*Work instruction*. The reply should be an exact repeat of the listing, with no pictures in it.

*Given records*.
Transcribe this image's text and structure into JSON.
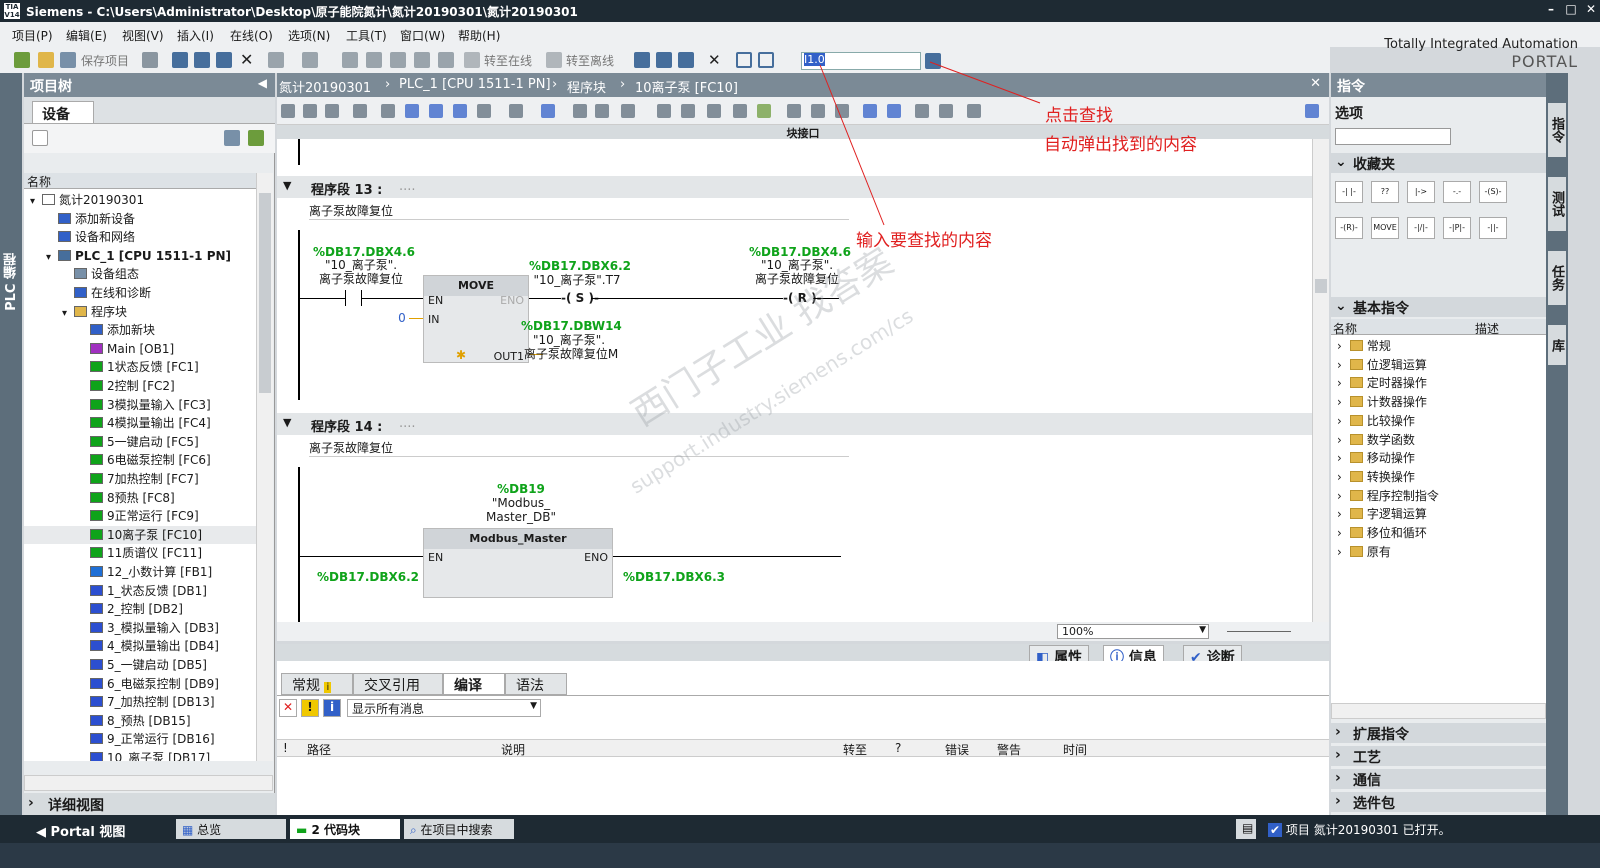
{
  "window": {
    "app": "Siemens",
    "title": "Siemens  -  C:\\Users\\Administrator\\Desktop\\原子能院氮计\\氮计20190301\\氮计20190301"
  },
  "menu": [
    "项目(P)",
    "编辑(E)",
    "视图(V)",
    "插入(I)",
    "在线(O)",
    "选项(N)",
    "工具(T)",
    "窗口(W)",
    "帮助(H)"
  ],
  "brand": {
    "line1": "Totally Integrated Automation",
    "line2": "PORTAL"
  },
  "toolbar": {
    "save_project": "保存项目",
    "go_online": "转至在线",
    "go_offline": "转至离线",
    "search_value": "I1.0"
  },
  "left_strip": "PLC 编程",
  "project_tree": {
    "header": "项目树",
    "tab": "设备",
    "col_name": "名称",
    "items": [
      {
        "label": "氮计20190301",
        "level": 0,
        "icon": "project",
        "expanded": true
      },
      {
        "label": "添加新设备",
        "level": 1,
        "icon": "add-device"
      },
      {
        "label": "设备和网络",
        "level": 1,
        "icon": "network"
      },
      {
        "label": "PLC_1 [CPU 1511-1 PN]",
        "level": 1,
        "icon": "cpu",
        "expanded": true,
        "bold": true
      },
      {
        "label": "设备组态",
        "level": 2,
        "icon": "config"
      },
      {
        "label": "在线和诊断",
        "level": 2,
        "icon": "diag"
      },
      {
        "label": "程序块",
        "level": 2,
        "icon": "folder",
        "expanded": true
      },
      {
        "label": "添加新块",
        "level": 3,
        "icon": "add-block"
      },
      {
        "label": "Main [OB1]",
        "level": 3,
        "icon": "ob"
      },
      {
        "label": "1状态反馈 [FC1]",
        "level": 3,
        "icon": "fc"
      },
      {
        "label": "2控制 [FC2]",
        "level": 3,
        "icon": "fc"
      },
      {
        "label": "3模拟量输入 [FC3]",
        "level": 3,
        "icon": "fc"
      },
      {
        "label": "4模拟量输出 [FC4]",
        "level": 3,
        "icon": "fc"
      },
      {
        "label": "5一键启动 [FC5]",
        "level": 3,
        "icon": "fc"
      },
      {
        "label": "6电磁泵控制 [FC6]",
        "level": 3,
        "icon": "fc"
      },
      {
        "label": "7加热控制 [FC7]",
        "level": 3,
        "icon": "fc"
      },
      {
        "label": "8预热 [FC8]",
        "level": 3,
        "icon": "fc"
      },
      {
        "label": "9正常运行 [FC9]",
        "level": 3,
        "icon": "fc"
      },
      {
        "label": "10离子泵 [FC10]",
        "level": 3,
        "icon": "fc",
        "selected": true
      },
      {
        "label": "11质谱仪 [FC11]",
        "level": 3,
        "icon": "fc"
      },
      {
        "label": "12_小数计算 [FB1]",
        "level": 3,
        "icon": "fb"
      },
      {
        "label": "1_状态反馈 [DB1]",
        "level": 3,
        "icon": "db"
      },
      {
        "label": "2_控制 [DB2]",
        "level": 3,
        "icon": "db"
      },
      {
        "label": "3_模拟量输入 [DB3]",
        "level": 3,
        "icon": "db"
      },
      {
        "label": "4_模拟量输出 [DB4]",
        "level": 3,
        "icon": "db"
      },
      {
        "label": "5_一键启动 [DB5]",
        "level": 3,
        "icon": "db"
      },
      {
        "label": "6_电磁泵控制 [DB9]",
        "level": 3,
        "icon": "db"
      },
      {
        "label": "7_加热控制 [DB13]",
        "level": 3,
        "icon": "db"
      },
      {
        "label": "8_预热 [DB15]",
        "level": 3,
        "icon": "db"
      },
      {
        "label": "9_正常运行 [DB16]",
        "level": 3,
        "icon": "db"
      },
      {
        "label": "10_离子泵 [DB17]",
        "level": 3,
        "icon": "db"
      }
    ],
    "detail_view": "详细视图"
  },
  "editor": {
    "breadcrumb": [
      "氮计20190301",
      "PLC_1 [CPU 1511-1 PN]",
      "程序块",
      "10离子泵 [FC10]"
    ],
    "block_interface": "块接口",
    "zoom": "100%",
    "segments": [
      {
        "title": "程序段 13 :",
        "title_dots": "....",
        "comment": "离子泵故障复位",
        "contact": {
          "addr": "%DB17.DBX4.6",
          "name": "\"10_离子泵\".",
          "member": "离子泵故障复位"
        },
        "move_box": {
          "title": "MOVE",
          "en": "EN",
          "eno": "ENO",
          "in": "IN",
          "out": "OUT1",
          "in_value": "0"
        },
        "set_coil": {
          "addr": "%DB17.DBX6.2",
          "name": "\"10_离子泵\".T7",
          "symbol": "S"
        },
        "out_operand": {
          "addr": "%DB17.DBW14",
          "name": "\"10_离子泵\".",
          "member": "离子泵故障复位M"
        },
        "reset_coil": {
          "addr": "%DB17.DBX4.6",
          "name": "\"10_离子泵\".",
          "member": "离子泵故障复位",
          "symbol": "R"
        }
      },
      {
        "title": "程序段 14 :",
        "title_dots": "....",
        "comment": "离子泵故障复位",
        "instance_db": {
          "addr": "%DB19",
          "name": "\"Modbus_",
          "name2": "Master_DB\""
        },
        "box": {
          "title": "Modbus_Master",
          "en": "EN",
          "eno": "ENO"
        },
        "left_operand": "%DB17.DBX6.2",
        "right_operand": "%DB17.DBX6.3"
      }
    ]
  },
  "inspector": {
    "tabs": [
      "属性",
      "信息",
      "诊断"
    ],
    "subtabs": [
      "常规",
      "交叉引用",
      "编译",
      "语法"
    ],
    "active_subtab": "编译",
    "filter": "显示所有消息",
    "columns": [
      "!",
      "路径",
      "说明",
      "转至",
      "?",
      "错误",
      "警告",
      "时间"
    ]
  },
  "instructions": {
    "header": "指令",
    "options": "选项",
    "favorites": "收藏夹",
    "fav_items": [
      "-| |-",
      "??",
      "|->",
      "-.-",
      "-(S)-",
      "-(R)-",
      "MOVE",
      "-|/|-",
      "-|P|-",
      "-||-"
    ],
    "basic": "基本指令",
    "col_name": "名称",
    "col_desc": "描述",
    "items": [
      "常规",
      "位逻辑运算",
      "定时器操作",
      "计数器操作",
      "比较操作",
      "数学函数",
      "移动操作",
      "转换操作",
      "程序控制指令",
      "字逻辑运算",
      "移位和循环",
      "原有"
    ],
    "sections": [
      "扩展指令",
      "工艺",
      "通信",
      "选件包"
    ]
  },
  "right_tabs": [
    "指令",
    "测试",
    "任务",
    "库"
  ],
  "statusbar": {
    "portal": "Portal 视图",
    "overview": "总览",
    "code_block": "2 代码块",
    "search": "在项目中搜索",
    "project_open": "项目 氮计20190301 已打开。"
  },
  "annotations": {
    "click_search": "点击查找",
    "auto_popup": "自动弹出找到的内容",
    "input_search": "输入要查找的内容"
  },
  "watermark": {
    "cn": "西门子工业 找答案",
    "url": "support.industry.siemens.com/cs"
  }
}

*Answer to this problem*.
Transcribe this image's text and structure into JSON.
{
  "window": {
    "app": "Siemens",
    "title": "Siemens  -  C:\\Users\\Administrator\\Desktop\\原子能院氮计\\氮计20190301\\氮计20190301"
  },
  "menu": [
    "项目(P)",
    "编辑(E)",
    "视图(V)",
    "插入(I)",
    "在线(O)",
    "选项(N)",
    "工具(T)",
    "窗口(W)",
    "帮助(H)"
  ],
  "brand": {
    "line1": "Totally Integrated Automation",
    "line2": "PORTAL"
  },
  "toolbar": {
    "save_project": "保存项目",
    "go_online": "转至在线",
    "go_offline": "转至离线",
    "search_value": "I1.0"
  },
  "left_strip": "PLC 编程",
  "project_tree": {
    "header": "项目树",
    "tab": "设备",
    "col_name": "名称",
    "items": [
      {
        "label": "氮计20190301",
        "level": 0,
        "icon": "project",
        "expanded": true
      },
      {
        "label": "添加新设备",
        "level": 1,
        "icon": "add-device"
      },
      {
        "label": "设备和网络",
        "level": 1,
        "icon": "network"
      },
      {
        "label": "PLC_1 [CPU 1511-1 PN]",
        "level": 1,
        "icon": "cpu",
        "expanded": true,
        "bold": true
      },
      {
        "label": "设备组态",
        "level": 2,
        "icon": "config"
      },
      {
        "label": "在线和诊断",
        "level": 2,
        "icon": "diag"
      },
      {
        "label": "程序块",
        "level": 2,
        "icon": "folder",
        "expanded": true
      },
      {
        "label": "添加新块",
        "level": 3,
        "icon": "add-block"
      },
      {
        "label": "Main [OB1]",
        "level": 3,
        "icon": "ob"
      },
      {
        "label": "1状态反馈 [FC1]",
        "level": 3,
        "icon": "fc"
      },
      {
        "label": "2控制 [FC2]",
        "level": 3,
        "icon": "fc"
      },
      {
        "label": "3模拟量输入 [FC3]",
        "level": 3,
        "icon": "fc"
      },
      {
        "label": "4模拟量输出 [FC4]",
        "level": 3,
        "icon": "fc"
      },
      {
        "label": "5一键启动 [FC5]",
        "level": 3,
        "icon": "fc"
      },
      {
        "label": "6电磁泵控制 [FC6]",
        "level": 3,
        "icon": "fc"
      },
      {
        "label": "7加热控制 [FC7]",
        "level": 3,
        "icon": "fc"
      },
      {
        "label": "8预热 [FC8]",
        "level": 3,
        "icon": "fc"
      },
      {
        "label": "9正常运行 [FC9]",
        "level": 3,
        "icon": "fc"
      },
      {
        "label": "10离子泵 [FC10]",
        "level": 3,
        "icon": "fc",
        "selected": true
      },
      {
        "label": "11质谱仪 [FC11]",
        "level": 3,
        "icon": "fc"
      },
      {
        "label": "12_小数计算 [FB1]",
        "level": 3,
        "icon": "fb"
      },
      {
        "label": "1_状态反馈 [DB1]",
        "level": 3,
        "icon": "db"
      },
      {
        "label": "2_控制 [DB2]",
        "level": 3,
        "icon": "db"
      },
      {
        "label": "3_模拟量输入 [DB3]",
        "level": 3,
        "icon": "db"
      },
      {
        "label": "4_模拟量输出 [DB4]",
        "level": 3,
        "icon": "db"
      },
      {
        "label": "5_一键启动 [DB5]",
        "level": 3,
        "icon": "db"
      },
      {
        "label": "6_电磁泵控制 [DB9]",
        "level": 3,
        "icon": "db"
      },
      {
        "label": "7_加热控制 [DB13]",
        "level": 3,
        "icon": "db"
      },
      {
        "label": "8_预热 [DB15]",
        "level": 3,
        "icon": "db"
      },
      {
        "label": "9_正常运行 [DB16]",
        "level": 3,
        "icon": "db"
      },
      {
        "label": "10_离子泵 [DB17]",
        "level": 3,
        "icon": "db"
      }
    ],
    "detail_view": "详细视图"
  },
  "editor": {
    "breadcrumb": [
      "氮计20190301",
      "PLC_1 [CPU 1511-1 PN]",
      "程序块",
      "10离子泵 [FC10]"
    ],
    "block_interface": "块接口",
    "zoom": "100%",
    "segments": [
      {
        "title": "程序段 13 :",
        "title_dots": "....",
        "comment": "离子泵故障复位",
        "contact": {
          "addr": "%DB17.DBX4.6",
          "name": "\"10_离子泵\".",
          "member": "离子泵故障复位"
        },
        "move_box": {
          "title": "MOVE",
          "en": "EN",
          "eno": "ENO",
          "in": "IN",
          "out": "OUT1",
          "in_value": "0"
        },
        "set_coil": {
          "addr": "%DB17.DBX6.2",
          "name": "\"10_离子泵\".T7",
          "symbol": "S"
        },
        "out_operand": {
          "addr": "%DB17.DBW14",
          "name": "\"10_离子泵\".",
          "member": "离子泵故障复位M"
        },
        "reset_coil": {
          "addr": "%DB17.DBX4.6",
          "name": "\"10_离子泵\".",
          "member": "离子泵故障复位",
          "symbol": "R"
        }
      },
      {
        "title": "程序段 14 :",
        "title_dots": "....",
        "comment": "离子泵故障复位",
        "instance_db": {
          "addr": "%DB19",
          "name": "\"Modbus_",
          "name2": "Master_DB\""
        },
        "box": {
          "title": "Modbus_Master",
          "en": "EN",
          "eno": "ENO"
        },
        "left_operand": "%DB17.DBX6.2",
        "right_operand": "%DB17.DBX6.3"
      }
    ]
  },
  "inspector": {
    "tabs": [
      "属性",
      "信息",
      "诊断"
    ],
    "subtabs": [
      "常规",
      "交叉引用",
      "编译",
      "语法"
    ],
    "active_subtab": "编译",
    "filter": "显示所有消息",
    "columns": [
      "!",
      "路径",
      "说明",
      "转至",
      "?",
      "错误",
      "警告",
      "时间"
    ]
  },
  "instructions": {
    "header": "指令",
    "options": "选项",
    "favorites": "收藏夹",
    "fav_items": [
      "-| |-",
      "??",
      "|->",
      "-.-",
      "-(S)-",
      "-(R)-",
      "MOVE",
      "-|/|-",
      "-|P|-",
      "-||-"
    ],
    "basic": "基本指令",
    "col_name": "名称",
    "col_desc": "描述",
    "items": [
      "常规",
      "位逻辑运算",
      "定时器操作",
      "计数器操作",
      "比较操作",
      "数学函数",
      "移动操作",
      "转换操作",
      "程序控制指令",
      "字逻辑运算",
      "移位和循环",
      "原有"
    ],
    "sections": [
      "扩展指令",
      "工艺",
      "通信",
      "选件包"
    ]
  },
  "right_tabs": [
    "指令",
    "测试",
    "任务",
    "库"
  ],
  "statusbar": {
    "portal": "Portal 视图",
    "overview": "总览",
    "code_block": "2 代码块",
    "search": "在项目中搜索",
    "project_open": "项目 氮计20190301 已打开。"
  },
  "annotations": {
    "click_search": "点击查找",
    "auto_popup": "自动弹出找到的内容",
    "input_search": "输入要查找的内容"
  },
  "watermark": {
    "cn": "西门子工业 找答案",
    "url": "support.industry.siemens.com/cs"
  }
}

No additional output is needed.